U.S. interest rates futures were steady. Fed funds futures implied traders priced in about an 83 percent chance of a rate hike in June, little changed from Tuesday’s close.
Investors are also awaiting more details regarding the Fed trimming its $4.5 trillion balance sheet, when the central bank releases the minutes at 2 p.m. ET.
“The real take from the Fed is that a June rate hike still seems to pretty much baked in the cake but I’m going to be looking at guidance as how they expect to start spending down their excess assets,” said Brad McMillan, chief investment officer for Commonwealth Financial in Waltham, Mass.
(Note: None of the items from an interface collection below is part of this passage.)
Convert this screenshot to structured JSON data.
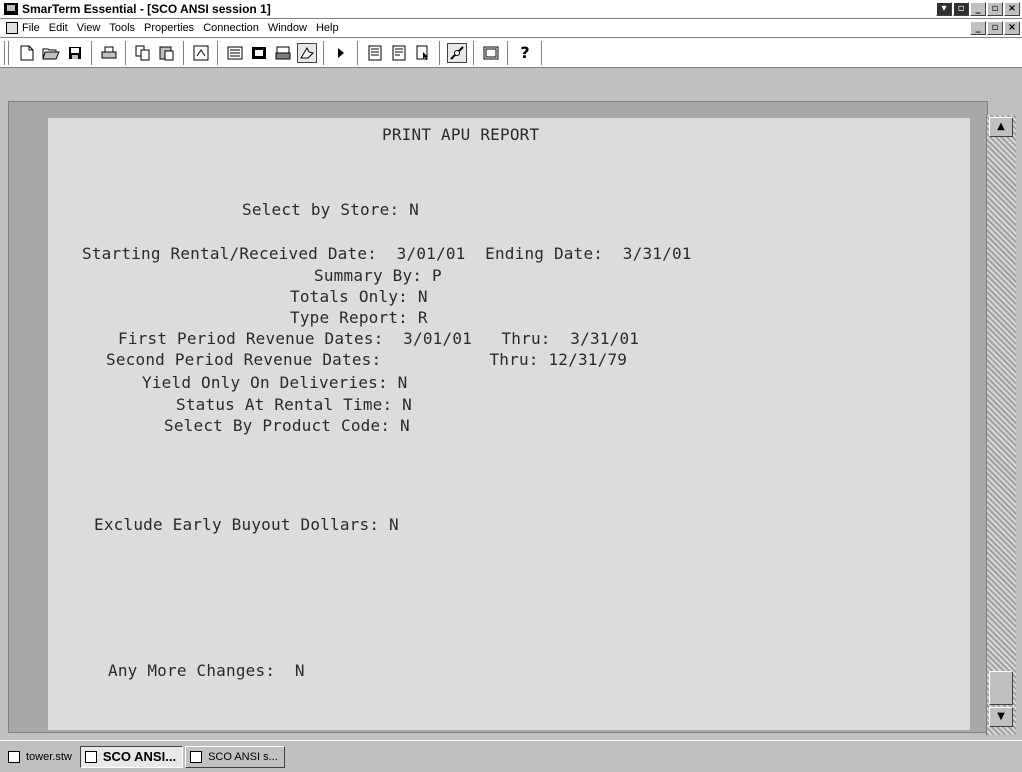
{
  "window": {
    "title": "SmarTerm Essential - [SCO ANSI session 1]",
    "controls": [
      "_",
      "▫",
      "×"
    ]
  },
  "menu": {
    "items": [
      {
        "label": "File"
      },
      {
        "label": "Edit"
      },
      {
        "label": "View"
      },
      {
        "label": "Tools"
      },
      {
        "label": "Properties"
      },
      {
        "label": "Connection"
      },
      {
        "label": "Window"
      },
      {
        "label": "Help"
      }
    ]
  },
  "toolbar": {
    "icons": [
      "new-icon",
      "open-icon",
      "save-icon",
      "print-icon",
      "copy-icon",
      "paste-icon",
      "properties-icon",
      "hotspot-icon",
      "terminal-icon",
      "macro-icon",
      "cursor-icon",
      "play-icon",
      "capture-start-icon",
      "capture-stop-icon",
      "select-icon",
      "connect-icon",
      "screen-icon",
      "help-icon"
    ],
    "help_glyph": "?"
  },
  "terminal": {
    "lines": [
      {
        "text": "PRINT APU REPORT"
      },
      {
        "text": "Select by Store: N"
      },
      {
        "text": "Starting Rental/Received Date:  3/01/01  Ending Date:  3/31/01"
      },
      {
        "text": "Summary By: P"
      },
      {
        "text": "Totals Only: N"
      },
      {
        "text": "Type Report: R"
      },
      {
        "text": "First Period Revenue Dates:  3/01/01   Thru:  3/31/01"
      },
      {
        "text": "Second Period Revenue Dates:           Thru: 12/31/79"
      },
      {
        "text": "Yield Only On Deliveries: N"
      },
      {
        "text": "Status At Rental Time: N"
      },
      {
        "text": "Select By Product Code: N"
      },
      {
        "text": "Exclude Early Buyout Dollars: N"
      },
      {
        "text": "Any More Changes:  N"
      }
    ]
  },
  "taskbar": {
    "items": [
      {
        "label": "tower.stw"
      },
      {
        "label": "SCO ANSI..."
      },
      {
        "label": "SCO ANSI s..."
      }
    ]
  }
}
While recent economic data has been mixed, with signs of a dip in consumer sentiment and spending, the job market continues to strengthen. That could give the Fed impetus to continue with its path of monetary tightening.
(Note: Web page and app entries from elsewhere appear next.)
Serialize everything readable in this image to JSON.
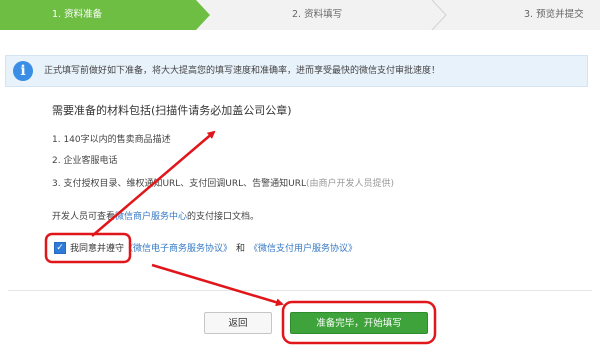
{
  "steps": [
    {
      "label": "1. 资料准备"
    },
    {
      "label": "2. 资料填写"
    },
    {
      "label": "3. 预览并提交"
    }
  ],
  "notice": {
    "icon": "info-icon",
    "icon_glyph": "i",
    "text": "正式填写前做好如下准备，将大大提高您的填写速度和准确率，进而享受最快的微信支付审批速度！"
  },
  "materials": {
    "title": "需要准备的材料包括(扫描件请务必加盖公司公章)",
    "items": [
      {
        "text": "1. 140字以内的售卖商品描述"
      },
      {
        "text": "2. 企业客服电话"
      },
      {
        "text": "3. 支付授权目录、维权通知URL、支付回调URL、告警通知URL",
        "hint": "(由商户开发人员提供)"
      }
    ]
  },
  "developer": {
    "prefix": "开发人员可查看",
    "link": "微信商户服务中心",
    "suffix": "的支付接口文档。"
  },
  "agreement": {
    "checked": true,
    "check_glyph": "✓",
    "label": "我同意并遵守",
    "link1": "《微信电子商务服务协议》",
    "and": "和",
    "link2": "《微信支付用户服务协议》"
  },
  "buttons": {
    "back": "返回",
    "next": "准备完毕，开始填写"
  },
  "colors": {
    "step_active": "#6fbe44",
    "primary_green": "#3ea33a",
    "annotation_red": "#e0161b",
    "link_blue": "#3679c4"
  }
}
Data on Wednesday showed home resales fell more than expected in April as a tight supply boosted prices and sidelined prospective buyers. A tightening labour market and historically low mortgage rates have helped the housing market recovery.
Mr. McMillan said the recent mixed economic data did not concern him as a lot of it was due to from first-quarter seasonality issues and that he expected an improvement in the current quarter.
The Dow Jones Industrial Average was up 31.67 points, or 0.15 per cent, at 20,969.58, the S&P 500 was up 2.15 points, or 0.08 per cent, at 2,400.57 and the Nasdaq Composite was up 9.63 points, or 0.16 per cent, at 6,148.34.
Seven of the 11 major S&P 500 sectors were higher, led by the materials index’s 0.67-per-cent rise.
Financials, the index which will benefit the most from higher interest rates, was off 0.21 per cent after four days of gains.
The consumer staples index fell 0.12 per cent, weighed down by weak report from Lowe’s, the No. 2 U.S. home improvement chain.
Lowe’s dropped 4.3 per cent to $78.82 after it reported a lower-than-expected profit and comparable sales. Bigger rival Home Depot was off 0.2 per cent.
Jewelry retailer Tiffany sank 6.8 per cent after posting a surprise drop in comparable sales. Signet Jewelers , which reports on Thursday, was down 6 percent. The two were the biggest losers on the S&P.
At the other end was Intuit, which jumped 7.2 per cent after the tax-preparation software maker posted a profit topped estimates and also raised its revenue forecast.